If there are only two candidates in a race, electing the candidate with the most
votes is the obvious and fair way to select the winner. This is the notion of
majority rules. But if there are more than two candidates, no candidate may
have a majority, and there are several inconsistent ways to select a winner. We
shall illustrate this with an election involving four candidates Rasputin,
Sheherezade, Tamburlaine, and Ursula and 14 voters. The order in which each
voter prefers the candidates is given below, although ballots are only cast for
The easiest method is to elect the candidate with the most votes (as indicated
by the top row). In this case, Rasputin wins with five votes. However, five
out of 14 is not a majority it is what is called a plurality (the dictionary
defines plurality as a majority over each other candidate, but not over all
together; this definition is somewhat ambiguous as we shall discuss below under
the Condorcet winner).
If one insists on getting a majority winner, it may be necessary to restrict
the election to two candidates. An easy way to do this is to have a runoff
election between the top two vote getters, in this case Rasputin and
Sheherezade. In accordance with the given preference schedules, with only
Rasputin and Sheherezade in the race, those who voted for Tamburlaine or Ursula
would vote for Sheherezade and she would win with nine votes to five votes for
It may be possible to get a majority without restricting the election to two
candidates. This can be attemped by removing one candidate at a time until
someone has a majority. This is called the Hare method. In this case, Ursala
with only two votes would be eliminated first; shifting her votes to Tamburlaine
would not create a majority, but Sheherezade with only four votes would be the
bottom candidate at that point and be eliminated. This would leave only two
candidates, and with sheherezade's votes transferred to Tamburlaine, he would
have nine votes, which is a majority and Tamburlaine would be the winner.
Although this method assumes voting for only one candidate at a time and running
sequential elections, in practice preferential ballots are often collected so
that the tellers can determine the winner as we have here.
The Borda count is simiar to scoring a track meet. The entire voting preference
schedules must be submitted, and each candidate receives as many points as
there are candidates for each first place vote, one fewer points for each
second place vote, ... , and one point for each last place vote. In the above
example, each candidate receives 4 points for each first place vote, three
points for each second place vote, two points for each third place vote, and
one point for each fourth place vote. This yields Rasputin 29 points,
Sheherezade 31 points, Tamburlaine 36 points, and Ursula 44 points. Ursula
wins by the Borda count.
A Condorcet winner is a candidate who would win a two candidate election against

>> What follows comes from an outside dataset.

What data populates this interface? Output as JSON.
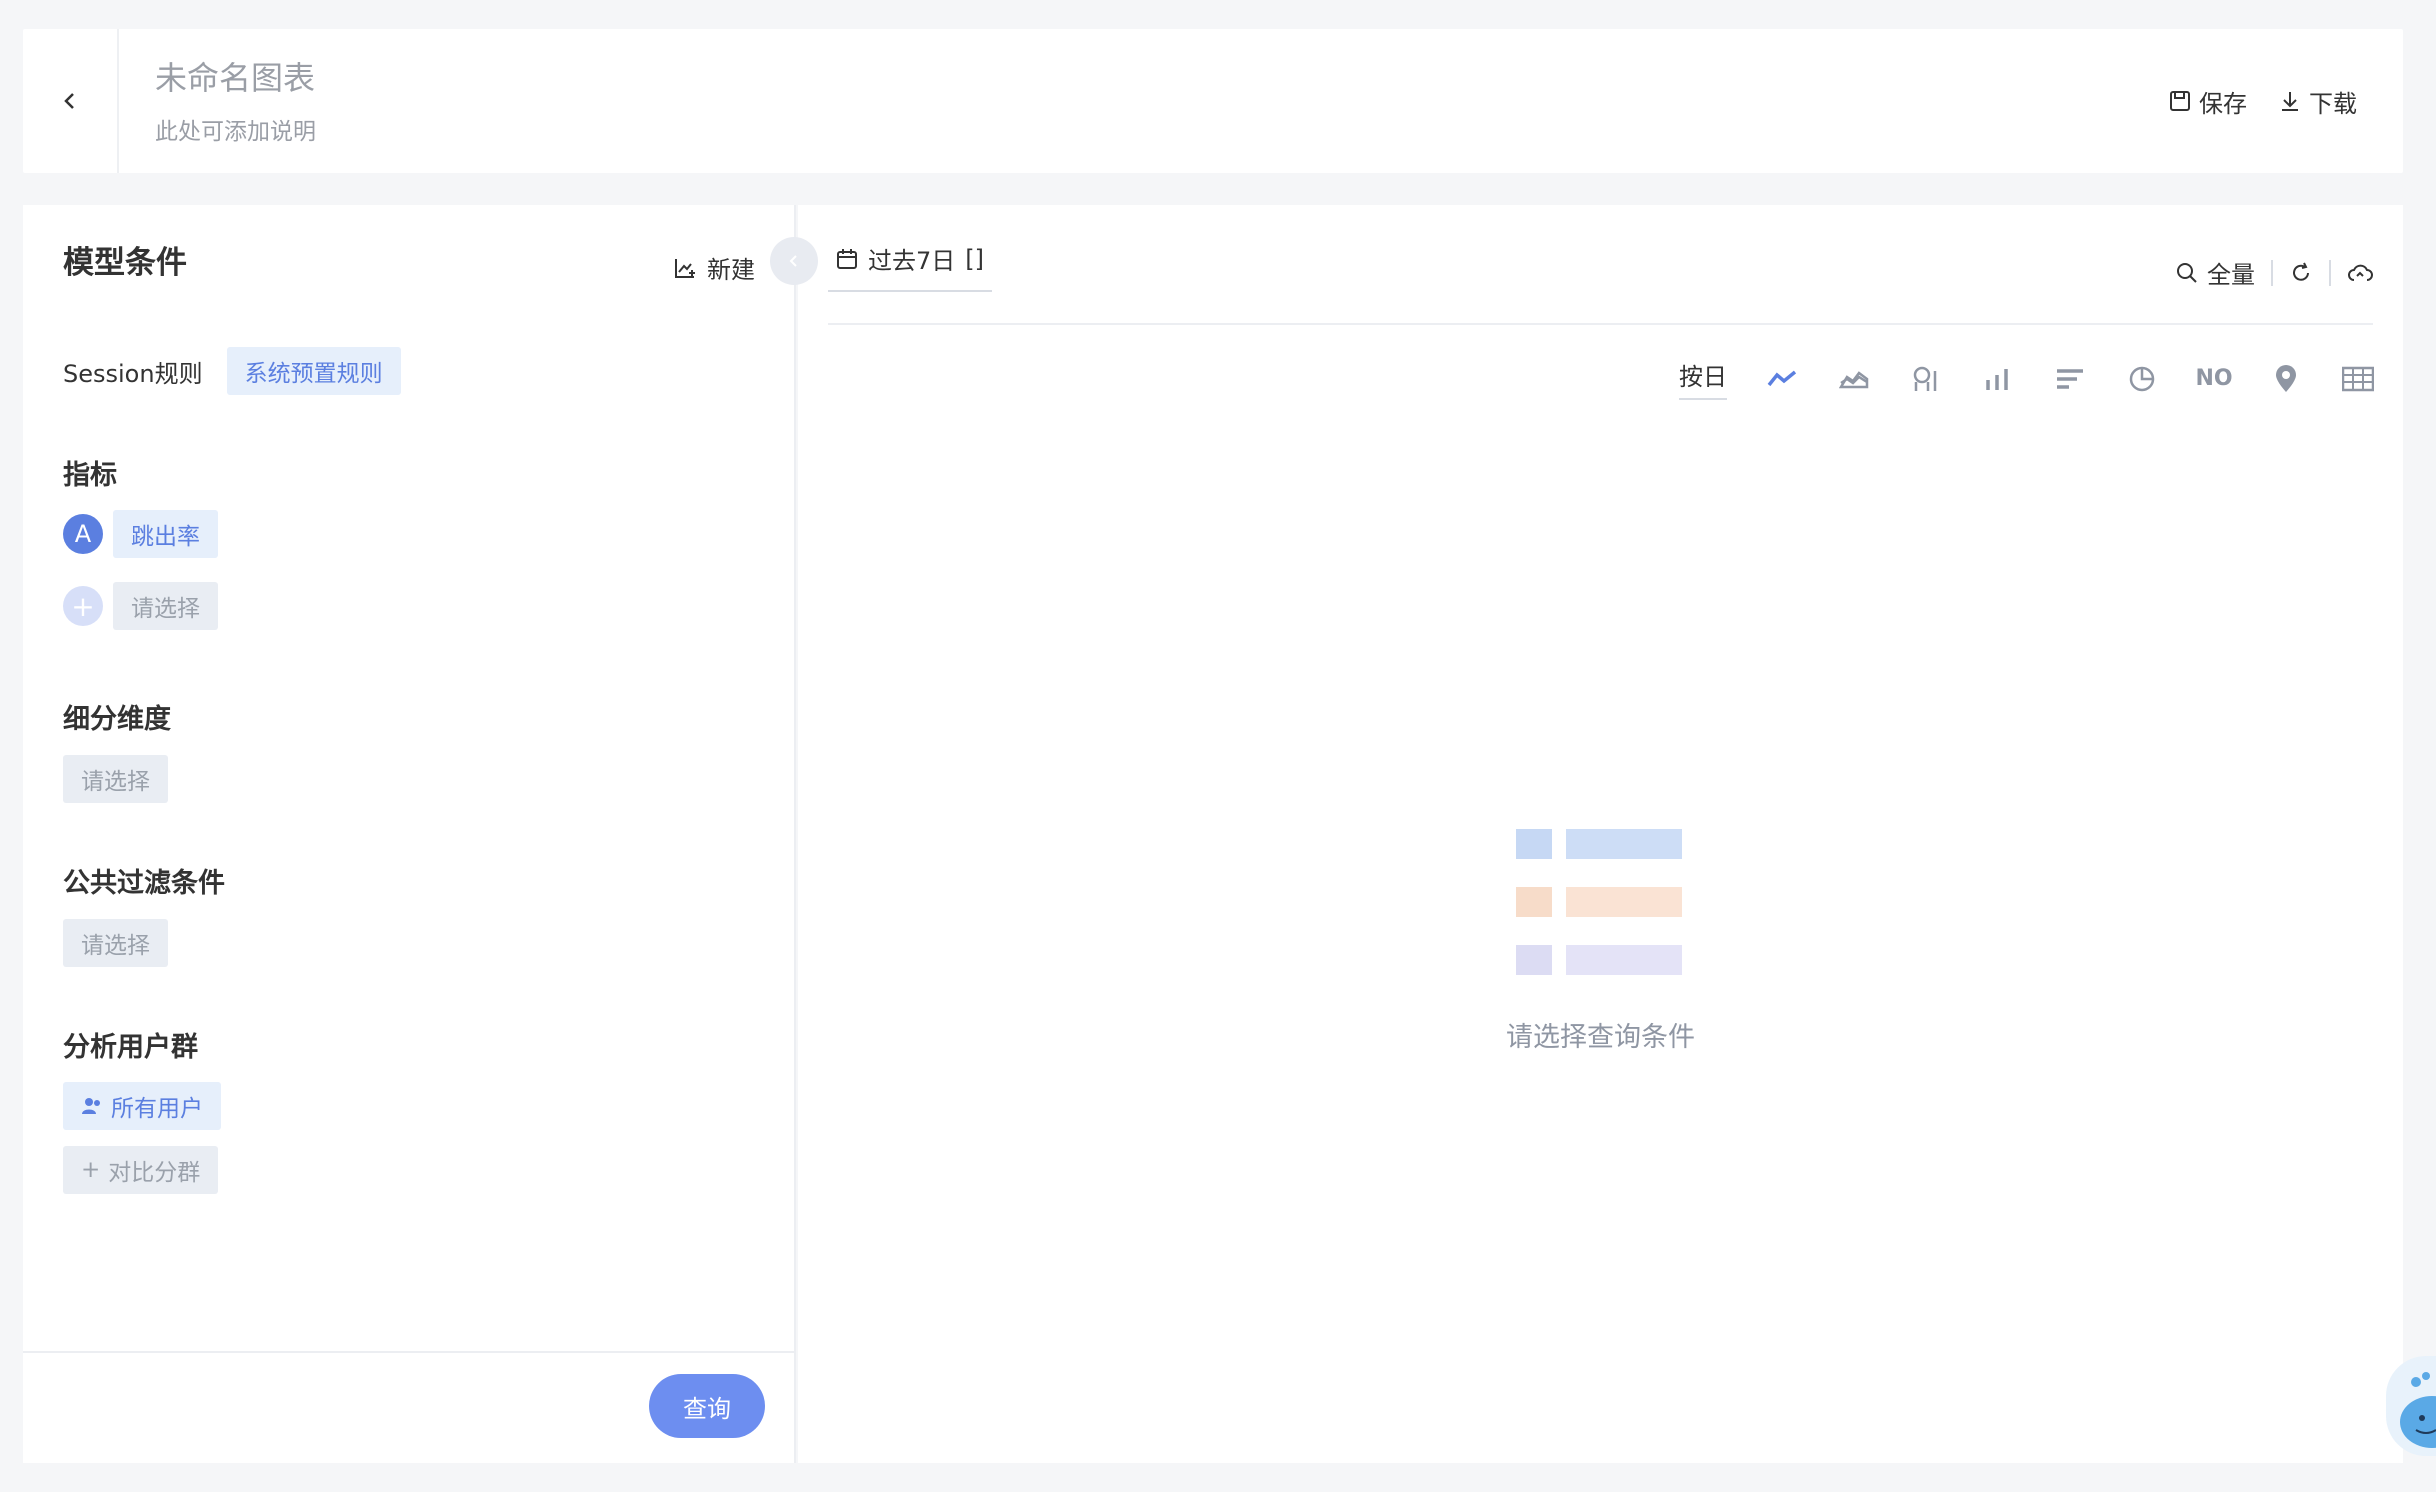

every other candidate (a majority over each other candidate in a sense other
thanthat used above). It is readily verified that with the above preference
schedules, Ursula would win a two candidate race against each other candidate,
hence is the Condorcet winner. Although this may seem like the best criterion
to use for determining an election, there is not always a Condorcet winner.
This example has been constructed to illustrate that the different procedures
for determining the winner of an election can indeed result in different
winners. Of course, if any candidate had a majority of the votes on the first
ballot, he would win under any of these procedures.
Exercise: Consider the election between Athelstan, Beowulf, Charles, Damon, end
Elsie with the preferences of 12 voters as indicated below.
Who is the plurality winner?
Who is the Run-off winner?
Who is the Hare winner?
Who is the Condorcet winner?
Sometimes a voter can obtain a more favorable outcome by not voting in
accordance with his preference schedule. Such voting is called strategic voting.
This is the concern when one wonders whether a vote for a third party candidate
is wasted in a national election. The four candidate 14 voter preference
schedule above illustrates this phenomenon.
If the Plurality criterion was used to determine the winner, those who voted for
Sheherezade would be better off voting for Tamurlaine, because that would make
Tamurlaine the winner, and they prefer Tamurlaine to Rasputin (of course, if
those who favor Tamurlaine voted for Sheherezade, that would cancel the shift in
votes and Rasputin would still win). In the case of the runoff procedure,
if those who voted for Tamurlaine voted for Ursula, she would be the
ultimate winner, and the prefer Ursula to Sheherezade. The same result
would ensue under the Hare method. No improvement over the Condorcet winner
by strategic voting is possible in this example.
CompetencyCan strategic voting produce a better outcome for any of the
voters under any of the voting procedures with the voting preferences of the
exercise above? (Thisis the apportionment for the methodofgreatest divisors.
Reflection: WHich of the voting procedures is most fair?
Challenge: Can strategic voting ever alter a Condorcet winner?